• [TRY IT]: Each line of the listing below must be set down exactly.
(SUPPLIED INFORMATION Opens)
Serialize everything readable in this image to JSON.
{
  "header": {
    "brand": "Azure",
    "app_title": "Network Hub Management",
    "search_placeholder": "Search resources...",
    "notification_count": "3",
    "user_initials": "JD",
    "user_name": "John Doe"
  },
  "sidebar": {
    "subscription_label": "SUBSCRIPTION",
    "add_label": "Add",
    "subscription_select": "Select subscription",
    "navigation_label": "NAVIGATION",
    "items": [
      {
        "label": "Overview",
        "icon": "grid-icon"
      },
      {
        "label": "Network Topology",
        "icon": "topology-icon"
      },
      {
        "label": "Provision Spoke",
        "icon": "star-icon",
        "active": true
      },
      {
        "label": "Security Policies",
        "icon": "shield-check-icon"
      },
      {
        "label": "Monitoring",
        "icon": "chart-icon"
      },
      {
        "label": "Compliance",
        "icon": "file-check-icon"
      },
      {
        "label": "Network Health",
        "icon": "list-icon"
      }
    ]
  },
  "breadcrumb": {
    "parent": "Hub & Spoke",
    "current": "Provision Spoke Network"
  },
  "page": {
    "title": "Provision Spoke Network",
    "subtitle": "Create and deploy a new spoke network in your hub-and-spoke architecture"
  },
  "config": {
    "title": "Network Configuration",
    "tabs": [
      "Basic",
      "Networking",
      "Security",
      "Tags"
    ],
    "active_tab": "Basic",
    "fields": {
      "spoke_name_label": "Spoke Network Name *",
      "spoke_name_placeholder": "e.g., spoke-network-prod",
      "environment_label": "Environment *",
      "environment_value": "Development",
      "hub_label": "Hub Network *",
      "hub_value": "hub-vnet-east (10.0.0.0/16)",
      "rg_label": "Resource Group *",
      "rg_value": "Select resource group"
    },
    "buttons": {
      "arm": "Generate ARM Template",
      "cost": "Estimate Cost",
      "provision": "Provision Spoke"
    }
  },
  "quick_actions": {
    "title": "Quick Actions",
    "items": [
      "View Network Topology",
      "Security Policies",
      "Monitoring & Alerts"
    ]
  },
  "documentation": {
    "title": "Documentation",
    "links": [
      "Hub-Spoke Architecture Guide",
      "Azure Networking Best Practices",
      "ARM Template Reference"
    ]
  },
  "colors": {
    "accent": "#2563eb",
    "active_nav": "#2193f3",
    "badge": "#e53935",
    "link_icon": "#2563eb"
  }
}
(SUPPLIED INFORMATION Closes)
• [EXERCISE ANSWER]:
Serialize everything readable in this image to JSON.
{
  "header": {
    "brand": "Azure",
    "app_title": "Network Hub Management",
    "search_placeholder": "Search resources...",
    "notification_count": "3",
    "user_initials": "JD",
    "user_name": "John Doe"
  },
  "sidebar": {
    "subscription_label": "SUBSCRIPTION",
    "add_label": "Add",
    "subscription_select": "Select subscription",
    "navigation_label": "NAVIGATION",
    "items": [
      {
        "label": "Overview",
        "icon": "grid-icon"
      },
      {
        "label": "Network Topology",
        "icon": "topology-icon"
      },
      {
        "label": "Provision Spoke",
        "icon": "star-icon",
        "active": true
      },
      {
        "label": "Security Policies",
        "icon": "shield-check-icon"
      },
      {
        "label": "Monitoring",
        "icon": "chart-icon"
      },
      {
        "label": "Compliance",
        "icon": "file-check-icon"
      },
      {
        "label": "Network Health",
        "icon": "list-icon"
      }
    ]
  },
  "breadcrumb": {
    "parent": "Hub & Spoke",
    "current": "Provision Spoke Network"
  },
  "page": {
    "title": "Provision Spoke Network",
    "subtitle": "Create and deploy a new spoke network in your hub-and-spoke architecture"
  },
  "config": {
    "title": "Network Configuration",
    "tabs": [
      "Basic",
      "Networking",
      "Security",
      "Tags"
    ],
    "active_tab": "Basic",
    "fields": {
      "spoke_name_label": "Spoke Network Name *",
      "spoke_name_placeholder": "e.g., spoke-network-prod",
      "environment_label": "Environment *",
      "environment_value": "Development",
      "hub_label": "Hub Network *",
      "hub_value": "hub-vnet-east (10.0.0.0/16)",
      "rg_label": "Resource Group *",
      "rg_value": "Select resource group"
    },
    "buttons": {
      "arm": "Generate ARM Template",
      "cost": "Estimate Cost",
      "provision": "Provision Spoke"
    }
  },
  "quick_actions": {
    "title": "Quick Actions",
    "items": [
      "View Network Topology",
      "Security Policies",
      "Monitoring & Alerts"
    ]
  },
  "documentation": {
    "title": "Documentation",
    "links": [
      "Hub-Spoke Architecture Guide",
      "Azure Networking Best Practices",
      "ARM Template Reference"
    ]
  },
  "colors": {
    "accent": "#2563eb",
    "active_nav": "#2193f3",
    "badge": "#e53935",
    "link_icon": "#2563eb"
  }
}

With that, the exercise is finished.